Resources

RDA COVID-19

STM Events

Webinars

STM Research Data Activities

Data Availability Statement Tips

The FAIR Principles

Recommended Background Reading

RDA COVID-19

The RDA COVID-19 Working Group (CWG) members bring various expertise to develop a body of work that comprises how data from multiple disciplines inform response to a pandemic combined with guidelines and recommendations on data sharing under the present COVID-19 circumstances. The full document can be found here, a selection of the document relevant for publishers here.

STM Events

London Workshop – December 2019

London Workshop – February 2020

US Virtual Workshop – April 2020

Establishing Open & FAIR Research Data – May 2020

Webinars

DATA POLICIES: Iain Hrynaszkiewicz of PLOS explains what a journal data policy is, and how a Research Data Alliance Interest Group came together to develop a framework to equip publishers to choose, explain and implement data policies across their portfolios. (Both the presentation and slides are available below.)

DATA CITATION: Rachael Lammey of Crossref provides links to useful resources on data sharing and citation, information on how Crossref members can cite data in the metadata they send to Crossref, and how that’s then used by initiatives like Scholix. (Both presentation and slides are available below.)

STM Research Data Activities

The STM Association has been actively involved in the understanding and integration of research data into the scientific knowledge canon for over a decade. The 2007 Brussels Declaration deals in large part with Open Access in general, but it also sets out an early position towards research data, indicating widespread consensus that data will ideally be made freely accessible:

Raw research data should be made freely available to all researchers. Publishers encourage the public posting of the raw data outputs of research. Sets or sub-sets of data that are submitted with a paper to a journal should wherever possible be made freely accessible to other scholars

This was followed by the Joint STM-DataCite Declaration on the Linkability and Citability of Research Data in 2012. It outlined the principles for functional research data management within publishing in far greater detail than had previously been seen. It also signalled the beginning of the collaborative approach that is required in order for progress to be made.
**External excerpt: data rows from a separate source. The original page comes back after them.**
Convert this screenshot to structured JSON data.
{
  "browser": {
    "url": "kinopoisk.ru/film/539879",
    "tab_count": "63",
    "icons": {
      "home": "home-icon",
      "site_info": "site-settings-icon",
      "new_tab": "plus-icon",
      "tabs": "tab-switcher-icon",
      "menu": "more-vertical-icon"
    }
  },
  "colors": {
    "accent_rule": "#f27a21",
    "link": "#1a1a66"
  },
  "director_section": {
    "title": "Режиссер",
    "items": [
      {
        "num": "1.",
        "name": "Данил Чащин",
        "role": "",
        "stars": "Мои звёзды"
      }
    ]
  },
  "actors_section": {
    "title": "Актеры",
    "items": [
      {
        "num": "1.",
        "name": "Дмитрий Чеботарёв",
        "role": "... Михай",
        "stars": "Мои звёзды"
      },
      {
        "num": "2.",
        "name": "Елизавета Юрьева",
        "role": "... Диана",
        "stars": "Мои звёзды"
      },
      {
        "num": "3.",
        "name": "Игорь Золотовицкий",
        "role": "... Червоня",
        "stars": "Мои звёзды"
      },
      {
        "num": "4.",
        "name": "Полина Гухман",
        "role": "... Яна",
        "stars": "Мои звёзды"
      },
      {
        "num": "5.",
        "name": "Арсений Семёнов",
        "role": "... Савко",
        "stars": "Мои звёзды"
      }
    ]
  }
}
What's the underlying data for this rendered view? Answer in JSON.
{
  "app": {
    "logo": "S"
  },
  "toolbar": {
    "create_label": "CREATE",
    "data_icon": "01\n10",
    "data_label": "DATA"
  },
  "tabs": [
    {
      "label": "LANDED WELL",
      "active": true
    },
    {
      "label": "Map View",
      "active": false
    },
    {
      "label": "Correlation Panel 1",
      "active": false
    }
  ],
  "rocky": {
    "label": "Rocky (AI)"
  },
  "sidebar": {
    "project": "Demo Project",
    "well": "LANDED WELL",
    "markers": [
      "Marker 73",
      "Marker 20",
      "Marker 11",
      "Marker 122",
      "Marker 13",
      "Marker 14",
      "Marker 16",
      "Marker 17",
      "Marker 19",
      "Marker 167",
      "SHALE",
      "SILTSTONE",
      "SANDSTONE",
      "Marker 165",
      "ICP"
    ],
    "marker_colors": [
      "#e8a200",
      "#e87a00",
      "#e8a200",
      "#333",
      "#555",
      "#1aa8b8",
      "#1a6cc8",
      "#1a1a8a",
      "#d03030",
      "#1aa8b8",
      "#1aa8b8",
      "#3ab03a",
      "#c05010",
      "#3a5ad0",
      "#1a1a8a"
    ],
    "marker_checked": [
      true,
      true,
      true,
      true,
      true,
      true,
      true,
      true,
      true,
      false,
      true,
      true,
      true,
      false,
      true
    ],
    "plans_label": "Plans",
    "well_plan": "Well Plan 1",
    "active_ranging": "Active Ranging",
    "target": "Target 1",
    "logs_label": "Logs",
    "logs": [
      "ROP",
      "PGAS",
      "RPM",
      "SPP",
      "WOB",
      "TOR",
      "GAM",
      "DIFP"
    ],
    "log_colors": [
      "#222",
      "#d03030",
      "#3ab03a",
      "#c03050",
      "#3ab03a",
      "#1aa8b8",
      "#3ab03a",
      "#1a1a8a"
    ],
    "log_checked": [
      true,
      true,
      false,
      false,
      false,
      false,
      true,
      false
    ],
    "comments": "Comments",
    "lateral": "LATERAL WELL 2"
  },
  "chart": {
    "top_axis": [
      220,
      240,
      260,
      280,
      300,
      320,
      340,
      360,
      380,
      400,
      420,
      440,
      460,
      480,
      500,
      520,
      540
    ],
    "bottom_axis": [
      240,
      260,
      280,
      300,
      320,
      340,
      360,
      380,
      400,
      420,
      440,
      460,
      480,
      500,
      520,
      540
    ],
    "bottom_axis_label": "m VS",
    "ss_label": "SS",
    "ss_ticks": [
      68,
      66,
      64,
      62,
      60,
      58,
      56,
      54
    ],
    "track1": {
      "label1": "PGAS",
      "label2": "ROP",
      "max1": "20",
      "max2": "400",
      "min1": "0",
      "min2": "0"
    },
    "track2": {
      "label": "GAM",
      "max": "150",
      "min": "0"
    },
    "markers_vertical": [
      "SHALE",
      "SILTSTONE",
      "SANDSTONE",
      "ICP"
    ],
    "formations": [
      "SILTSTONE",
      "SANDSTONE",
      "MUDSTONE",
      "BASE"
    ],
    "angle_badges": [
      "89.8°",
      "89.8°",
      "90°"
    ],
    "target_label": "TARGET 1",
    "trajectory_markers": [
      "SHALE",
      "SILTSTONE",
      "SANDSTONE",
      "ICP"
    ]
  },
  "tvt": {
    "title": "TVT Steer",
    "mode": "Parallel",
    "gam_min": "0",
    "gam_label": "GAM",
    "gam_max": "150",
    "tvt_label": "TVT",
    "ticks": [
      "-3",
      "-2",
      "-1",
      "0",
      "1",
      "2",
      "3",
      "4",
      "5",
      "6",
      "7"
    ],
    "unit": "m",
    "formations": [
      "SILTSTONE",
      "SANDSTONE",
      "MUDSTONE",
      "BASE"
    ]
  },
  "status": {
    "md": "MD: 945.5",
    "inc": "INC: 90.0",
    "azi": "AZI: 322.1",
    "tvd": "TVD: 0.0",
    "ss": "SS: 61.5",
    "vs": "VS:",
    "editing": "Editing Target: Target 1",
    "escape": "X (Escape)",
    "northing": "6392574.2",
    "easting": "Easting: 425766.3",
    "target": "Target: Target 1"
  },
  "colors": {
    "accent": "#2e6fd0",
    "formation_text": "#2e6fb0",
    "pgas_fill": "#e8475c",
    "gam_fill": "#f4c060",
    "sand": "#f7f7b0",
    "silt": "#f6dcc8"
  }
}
1. To improve the availability and findability of research data, DataCite and STM encourage authors of research papers to deposit researcher validated data in trustworthy and reliable Data Archives. 

2. DataCite and STM encourage Data Archives to enable bi-directional linking between datasets and publications by using established and community endorsed unique persistent identifiers such as database accession codes and DOI’s. 

3. DataCite and STM encourage publishers to make visible or increase visibility of these links from publications to datasets.

4. DataCite and STM encourage Data Archives to make visible or increase visibility of these links from datasets to publications. 

5. DataCite and STM support the principle of data reuse and for this purpose actively

participate in initiatives for best practice recommendations for the citation of datasets.

6. DataCite and STM invite other organizations involved in research data management to join and support this statement. 

The FAIR Principles

For research data to be worth sharing, its needs to be Findable, Accessible, Interoperable and Re-usable (FAIR) both for machines and humans. This is clearly both a challenge and an ongoing process for researchers and publishers, and has led to the instigation of several supporting initiatives.

The Coalition for Publishing Data in the Earth and Space Sciences (COPDESS) consists of funders, learned societies and publishers. Convened by the American Geophysical Union, this group has established the Enabling FAIR Data commitment statement. It invites individuals and organisations (such as publishers, repositories, funders and research institutions) to sign and commit to taking action. The site also contains a number of resources, including a detailed set of FAQs.

Working with publishers and researcher groups, FAIRsharing.org has co-curated a database of standards, policies and databases. As a result, their website provides an excellent overview of data repositories that journals can recommend to their authors.

Recommended background reading